Dissertation Research: Predicting and monitoring drought in the humid tropics: a case study on Sri Lanka
Dr. Nelun Fernando developed a method for predicting and monitoring drought. Although it was developed for the island nation of Sri Lanka, the method is applicable to locations throughout the humid tropics where droughts occur due to insufficient rain during the monsoon rainy season. During the main rice cultivation seasons—the Maha, extending from October to March—drought can be predicted by forecasting the failure of two different rainfall regimes. Nelun's research showed that rainfall in October and November is inhibited when there are unusually strong westerly winds 1.5 km above the surface of the earth . Later in the season, from December through February, the rains that accompany the northeast monsoon will be abnormally weak when wind shear (the change of wind direction with height) is small. Nelun also found that monitoring an index of vegetation temperature derived from two satellite sensors—the Terra-MODIS Land Surface Temperature and Normalized Difference Vegetation Index products—is capable of providing near real-time monitoring of moisture stress during the Maha season.
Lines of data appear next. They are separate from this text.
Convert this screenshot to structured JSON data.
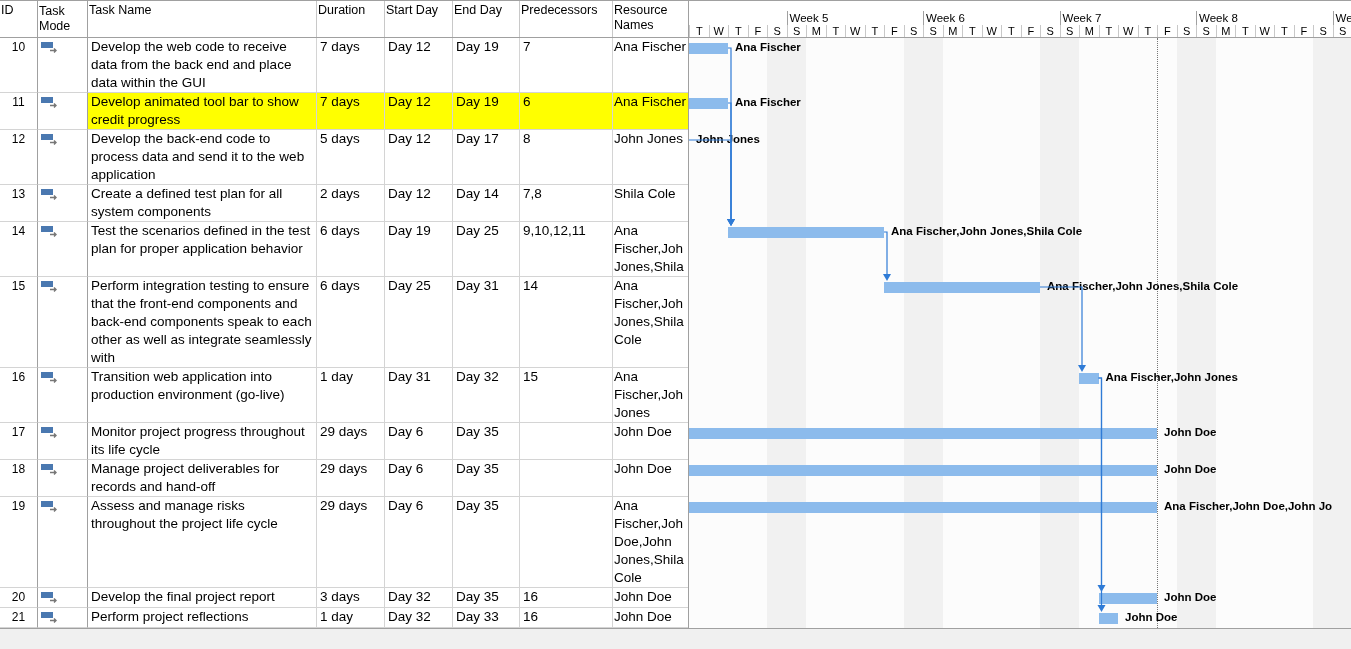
{
  "table": {
    "columns": [
      "ID",
      "Task Mode",
      "Task Name",
      "Duration",
      "Start Day",
      "End Day",
      "Predecessors",
      "Resource Names"
    ],
    "rows": [
      {
        "id": "10",
        "name": "Develop the web code to receive data from the back end and place data within the GUI",
        "duration": "7 days",
        "start": "Day 12",
        "end": "Day 19",
        "predecessors": "7",
        "resources": "Ana Fischer",
        "highlighted": false,
        "bar_label": "Ana Fischer"
      },
      {
        "id": "11",
        "name": "Develop animated tool bar to show credit progress",
        "duration": "7 days",
        "start": "Day 12",
        "end": "Day 19",
        "predecessors": "6",
        "resources": "Ana Fischer",
        "highlighted": true,
        "bar_label": "Ana Fischer"
      },
      {
        "id": "12",
        "name": "Develop the back-end code to process data and send it to the web application",
        "duration": "5 days",
        "start": "Day 12",
        "end": "Day 17",
        "predecessors": "8",
        "resources": "John Jones",
        "highlighted": false,
        "bar_label": "John Jones"
      },
      {
        "id": "13",
        "name": "Create a defined test plan for all system components",
        "duration": "2 days",
        "start": "Day 12",
        "end": "Day 14",
        "predecessors": "7,8",
        "resources": "Shila Cole",
        "highlighted": false
      },
      {
        "id": "14",
        "name": "Test the scenarios defined in the test plan for proper application behavior",
        "duration": "6 days",
        "start": "Day 19",
        "end": "Day 25",
        "predecessors": "9,10,12,11",
        "resources": "Ana Fischer,Joh Jones,Shila",
        "highlighted": false,
        "bar_label": "Ana Fischer,John Jones,Shila Cole"
      },
      {
        "id": "15",
        "name": "Perform integration testing to ensure that the front-end components and back-end components speak to each other as well as integrate seamlessly with",
        "duration": "6 days",
        "start": "Day 25",
        "end": "Day 31",
        "predecessors": "14",
        "resources": "Ana Fischer,Joh Jones,Shila Cole",
        "highlighted": false,
        "bar_label": "Ana Fischer,John Jones,Shila Cole"
      },
      {
        "id": "16",
        "name": "Transition web application into production environment (go-live)",
        "duration": "1 day",
        "start": "Day 31",
        "end": "Day 32",
        "predecessors": "15",
        "resources": "Ana Fischer,Joh Jones",
        "highlighted": false,
        "bar_label": "Ana Fischer,John Jones"
      },
      {
        "id": "17",
        "name": "Monitor project progress throughout its life cycle",
        "duration": "29 days",
        "start": "Day 6",
        "end": "Day 35",
        "resources": "John Doe",
        "highlighted": false,
        "bar_label": "John Doe"
      },
      {
        "id": "18",
        "name": "Manage project deliverables for records and hand-off",
        "duration": "29 days",
        "start": "Day 6",
        "end": "Day 35",
        "resources": "John Doe",
        "highlighted": false,
        "bar_label": "John Doe"
      },
      {
        "id": "19",
        "name": "Assess and manage risks throughout the project life cycle",
        "duration": "29 days",
        "start": "Day 6",
        "end": "Day 35",
        "resources": "Ana Fischer,Joh Doe,John Jones,Shila Cole",
        "highlighted": false,
        "bar_label": "Ana Fischer,John Doe,John Jo"
      },
      {
        "id": "20",
        "name": "Develop the final project report",
        "duration": "3 days",
        "start": "Day 32",
        "end": "Day 35",
        "predecessors": "16",
        "resources": "John Doe",
        "highlighted": false,
        "bar_label": "John Doe"
      },
      {
        "id": "21",
        "name": "Perform project reflections",
        "duration": "1 day",
        "start": "Day 32",
        "end": "Day 33",
        "predecessors": "16",
        "resources": "John Doe",
        "highlighted": false,
        "bar_label": "John Doe"
      }
    ]
  },
  "timescale": {
    "weeks": [
      "Week 5",
      "Week 6",
      "Week 7",
      "Week 8",
      "We"
    ],
    "days": [
      "T",
      "W",
      "T",
      "F",
      "S",
      "S",
      "M",
      "T",
      "W",
      "T",
      "F",
      "S",
      "S",
      "M",
      "T",
      "W",
      "T",
      "F",
      "S",
      "S",
      "M",
      "T",
      "W",
      "T",
      "F",
      "S",
      "S",
      "M",
      "T",
      "W",
      "T",
      "F",
      "S",
      "S"
    ]
  }
}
Nelun is extremely grateful for the Greenberg Fellowship noting that, "It gave me the opportunity to engage full time on my dissertation research shortly after I reached candidacy and enabled me to finish the Ph.D. degree program within four years. " Nelun and the bond she has developed with Mrs. Greenberg, was featured in the Fall 2010 edition of pdf Rutgers Magazine .